Terence Netto Apr 14, 08 11:59am
On the eve of his liberation from elective constraints, PKR de facto leader Anwar Ibrahim chose to ruminate on his predicament through the lens of Roman stoic philosopher Epictetus who warned that every human situation is like a vase with two handles. For instance, if you are the victim of some injustice, you can either grasp the handle of your victimisation or you can grasp the handle that looks behind the injustice to its causes and aim to remove them. “I see all my efforts since my release from prison as grasping the handle that looks to the factors behind my victimisation and the need to remove them,” he said in remarks to Malaysiakini during a pause in a hectic schedule as chairman-in-waiting of the newly formed Pakatan Rakyat, or People’s Alliance, the fledgling coalition of PKR, DAP and PAS that jointly holds 82 seats in Parliament and controls five state legislatures.
Tomorrow, the PKR leader is freed of a five-year ban that disqualified him from elective office following a conviction for corruption handed down on April 14, 1999. In opposition circles, the earlier date has come to acquire an aura of infamy, in the way perhaps June 4, 1989, the date of the Tiananmen Square massacre is to Chinese students, or similar episodes in recent history that are markers highlighting the beginning of a new epoch or new consciousness. The reformasi movement in Malaysia took its rise from Anwar’s travails in September 1998 and PKR, the political party it spawned, got its start in April 1999.

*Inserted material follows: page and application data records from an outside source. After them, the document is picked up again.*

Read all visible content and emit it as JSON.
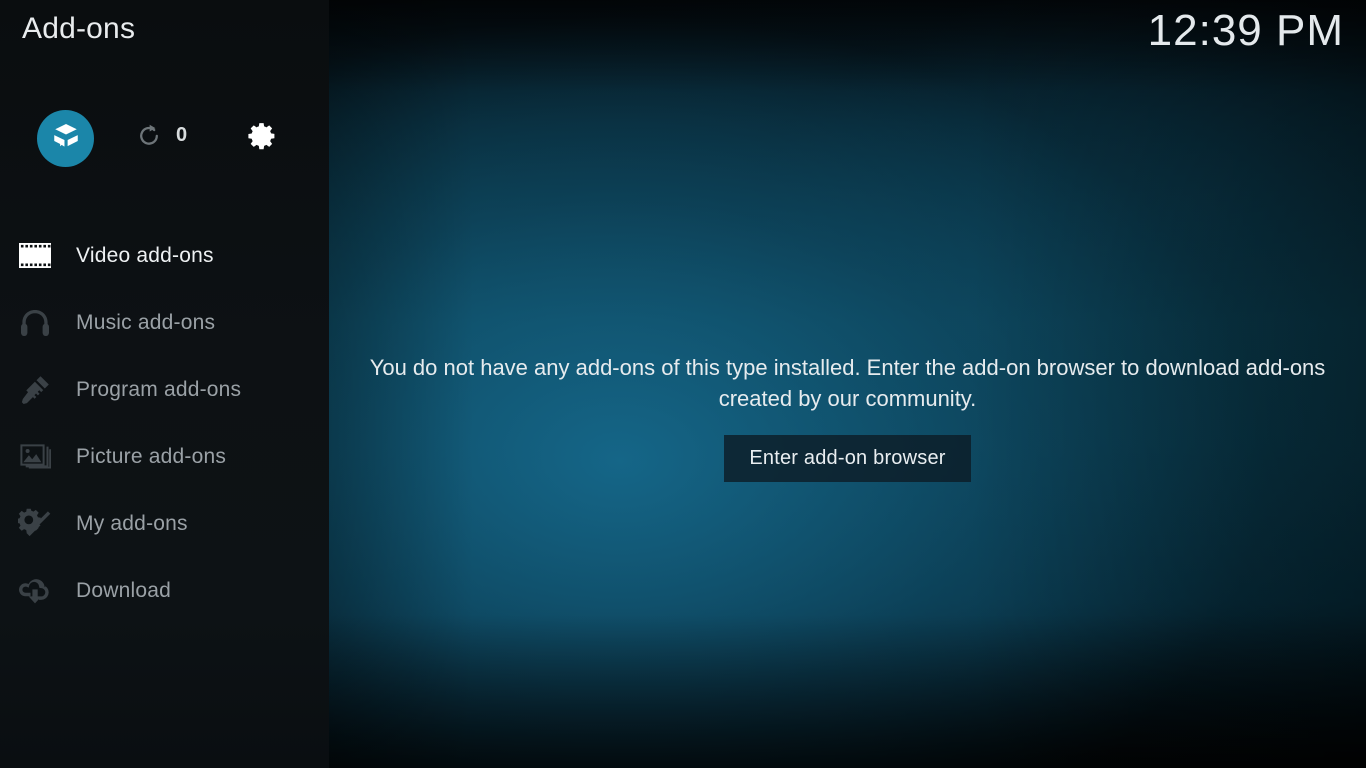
{
  "window": {
    "title": "Add-ons",
    "clock": "12:39 PM"
  },
  "colors": {
    "accent": "#1b86a9",
    "sidebar_bg": "#0d1114",
    "content_bg": "#0b4457",
    "active_text": "#eef1f3",
    "inactive_text": "#9aa1a6",
    "button_bg": "#0c1c26"
  },
  "toolbar": {
    "addon_browser": {
      "icon": "open-box-icon",
      "label": "Add-on browser"
    },
    "refresh": {
      "icon": "refresh-icon",
      "label": "Check for updates"
    },
    "update_count": "0",
    "settings": {
      "icon": "gear-icon",
      "label": "Settings"
    }
  },
  "sidebar": {
    "items": [
      {
        "label": "Video add-ons",
        "icon": "film-strip-icon",
        "active": true
      },
      {
        "label": "Music add-ons",
        "icon": "headphones-icon",
        "active": false
      },
      {
        "label": "Program add-ons",
        "icon": "ruler-pencil-icon",
        "active": false
      },
      {
        "label": "Picture add-ons",
        "icon": "picture-frame-icon",
        "active": false
      },
      {
        "label": "My add-ons",
        "icon": "gear-screwdriver-icon",
        "active": false
      },
      {
        "label": "Download",
        "icon": "cloud-download-icon",
        "active": false
      }
    ]
  },
  "main": {
    "empty_message": "You do not have any add-ons of this type installed. Enter the add-on browser to download add-ons created by our community.",
    "enter_browser_label": "Enter add-on browser"
  }
}
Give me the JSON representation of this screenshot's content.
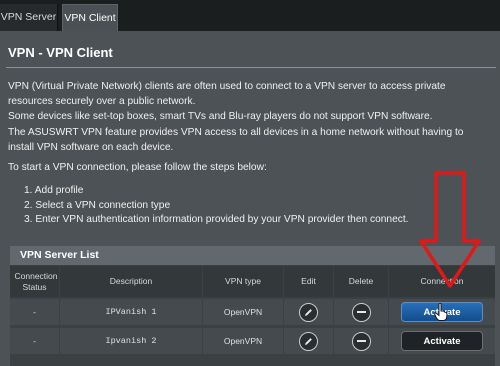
{
  "tabs": [
    {
      "label": "VPN Server"
    },
    {
      "label": "VPN Client"
    }
  ],
  "panel": {
    "title": "VPN - VPN Client",
    "description": [
      "VPN (Virtual Private Network) clients are often used to connect to a VPN server to access private resources securely over a public network.",
      "Some devices like set-top boxes, smart TVs and Blu-ray players do not support VPN software.",
      "The ASUSWRT VPN feature provides VPN access to all devices in a home network without having to install VPN software on each device."
    ],
    "steps_intro": "To start a VPN connection, please follow the steps below:",
    "steps": [
      "1. Add profile",
      "2. Select a VPN connection type",
      "3. Enter VPN authentication information provided by your VPN provider then connect."
    ]
  },
  "server_list": {
    "title": "VPN Server List",
    "columns": {
      "status": "Connection Status",
      "description": "Description",
      "type": "VPN type",
      "edit": "Edit",
      "delete": "Delete",
      "connection": "Connection"
    },
    "rows": [
      {
        "status": "-",
        "description": "IPVanish 1",
        "type": "OpenVPN",
        "action": "Activate",
        "highlighted": true
      },
      {
        "status": "-",
        "description": "Ipvanish 2",
        "type": "OpenVPN",
        "action": "Activate",
        "highlighted": false
      }
    ]
  },
  "colors": {
    "background": "#4d5256",
    "activate_highlight": "#1a5ea8",
    "annotation_arrow": "#e01818"
  }
}
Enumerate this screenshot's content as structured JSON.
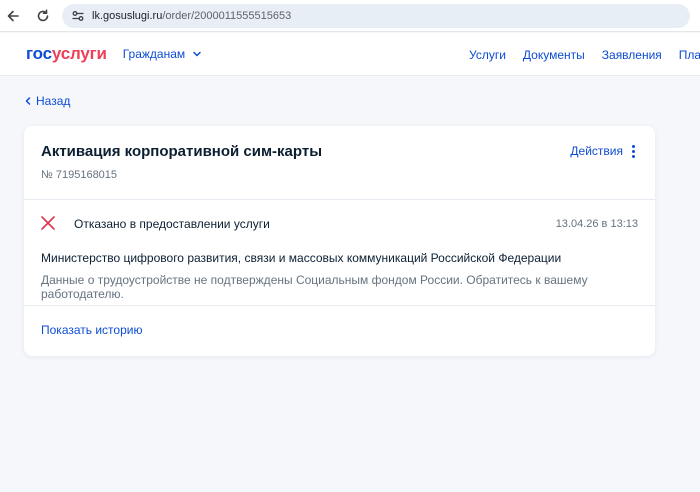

Anwar said he had no reason to pick at the scab of his recent past of six years in jail and expose the wound of his incarceration on what now increasingly seem trumped-up charges of corruption and sodomy. “While it’s true that life must be understood backward, it must be lived forward,” said Anwar, quoting the Danish philosopher Kierkegaard. “I’ve no desire to dwell on the past to fault-find or fix the blame,” he continued. “Life is too short to be small.”
As an indication of his thinking, Anwar, who last week delivered the keynote address on the centenary of the birth of Hamka (below), the renowned Indonesian Islamic scholar, cited a quotation from Hamka with which he closed his speech at Muhammadiyah University in Jakarta: “The shifting sands of time render all things impermanent. Some will rise and some will fall. As for me, just as I have come, I too shall leave this worldly life which alternates between joy and grief… and even as I fall victim to my oppressors’ wrong, whose tyranny knows no bounds drunk as they are with power, they ought to know that they too will also fade into oblivion… as for those who have vilified me and sullied my name and my honour with their boundless hate and envy … this much I can offer them: to err is human, to forgive divine…”Hamka (1908-81), who was imprisoned by Sukarno on trumped-up charges of being a traitor to the country, forgave his nemesis and moved on to become one of the leading lights in the cultural and political reform movement of the region.
Nearing the end of his period of exclusion from elective office, Anwar, in quoting this passage, has shown his magnanimity of spirit, harbouring neither ill-will nor animosity towards his detractors and adversaries.